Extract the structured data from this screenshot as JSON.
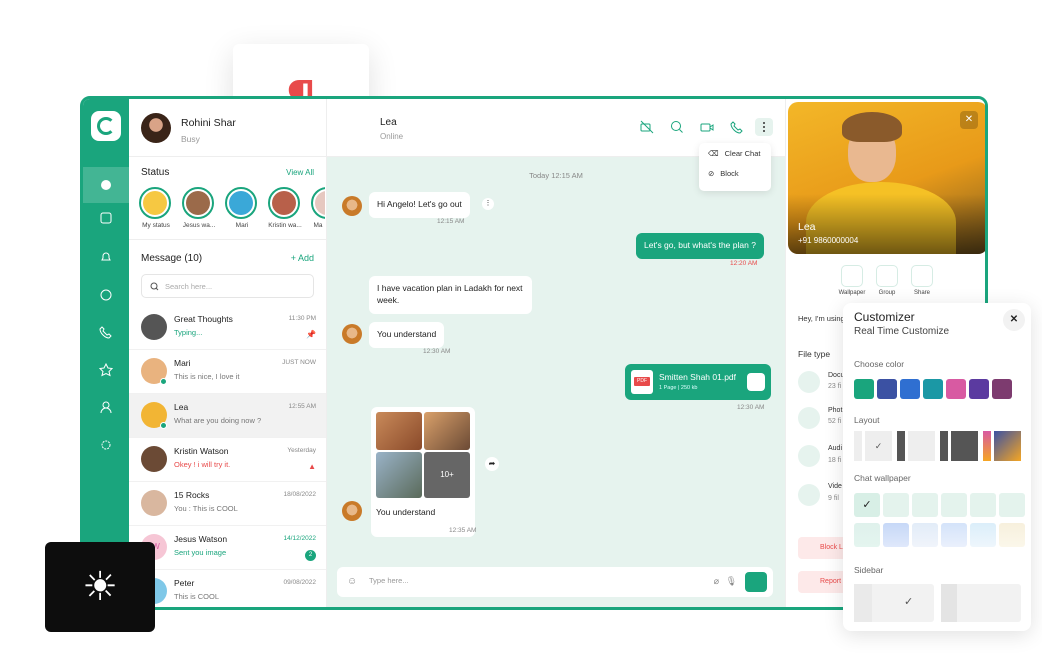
{
  "user": {
    "name": "Rohini Shar",
    "status": "Busy"
  },
  "status_section": {
    "title": "Status",
    "view_all": "View All",
    "stories": [
      {
        "label": "My status"
      },
      {
        "label": "Jesus wa..."
      },
      {
        "label": "Mari"
      },
      {
        "label": "Kristin wa..."
      },
      {
        "label": "Ma"
      }
    ]
  },
  "messages_section": {
    "title": "Message (10)",
    "add": "+ Add",
    "search_placeholder": "Search here...",
    "chats": [
      {
        "name": "Great Thoughts",
        "msg": "Typing...",
        "time": "11:30 PM"
      },
      {
        "name": "Mari",
        "msg": "This is nice, I love it",
        "time": "JUST NOW"
      },
      {
        "name": "Lea",
        "msg": "What are you doing now ?",
        "time": "12:55 AM"
      },
      {
        "name": "Kristin Watson",
        "msg": "Okey ! i will try it.",
        "time": "Yesterday"
      },
      {
        "name": "15 Rocks",
        "msg": "You : This is COOL",
        "time": "18/08/2022"
      },
      {
        "name": "Jesus Watson",
        "msg": "Sent you image",
        "time": "14/12/2022",
        "badge": "2",
        "initials": "JW"
      },
      {
        "name": "Peter",
        "msg": "This is COOL",
        "time": "09/08/2022"
      }
    ]
  },
  "conversation": {
    "name": "Lea",
    "status": "Online",
    "menu": [
      "Clear Chat",
      "Block"
    ],
    "date": "Today 12:15 AM",
    "m1": "Hi Angelo! Let's go out",
    "t1": "12:15 AM",
    "m2": "Let's go, but what's the plan ?",
    "t2": "12:20 AM",
    "m3": "I have vacation plan in Ladakh for next week.",
    "m4": "You understand",
    "t4": "12:30 AM",
    "pdf_name": "Smitten Shah 01.pdf",
    "pdf_meta": "1 Page | 250 kb",
    "pdf_label": "PDF",
    "t5": "12:30 AM",
    "img_more": "10+",
    "m6": "You understand",
    "t6": "12:35 AM",
    "composer_placeholder": "Type here..."
  },
  "profile": {
    "name": "Lea",
    "phone": "+91 9860000004",
    "actions": [
      "Wallpaper",
      "Group",
      "Share"
    ],
    "about": "Hey, I'm using",
    "file_type_title": "File type",
    "files": [
      {
        "label": "Docu",
        "count": "23 fi"
      },
      {
        "label": "Phot",
        "count": "52 fi"
      },
      {
        "label": "Audi",
        "count": "18 fi"
      },
      {
        "label": "Vide",
        "count": "9 fil"
      }
    ],
    "block": "Block L",
    "report": "Report"
  },
  "customizer": {
    "title": "Customizer",
    "subtitle": "Real Time Customize",
    "choose_color": "Choose color",
    "colors": [
      "#1aa57d",
      "#3b51a3",
      "#2f6fd1",
      "#1b98a5",
      "#d85aa2",
      "#5b3aa0",
      "#7d3b6f"
    ],
    "layout": "Layout",
    "chat_wallpaper": "Chat wallpaper",
    "sidebar": "Sidebar"
  },
  "accent": "#1aa57d"
}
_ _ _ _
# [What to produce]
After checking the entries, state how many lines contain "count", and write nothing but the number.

# [The answer]
4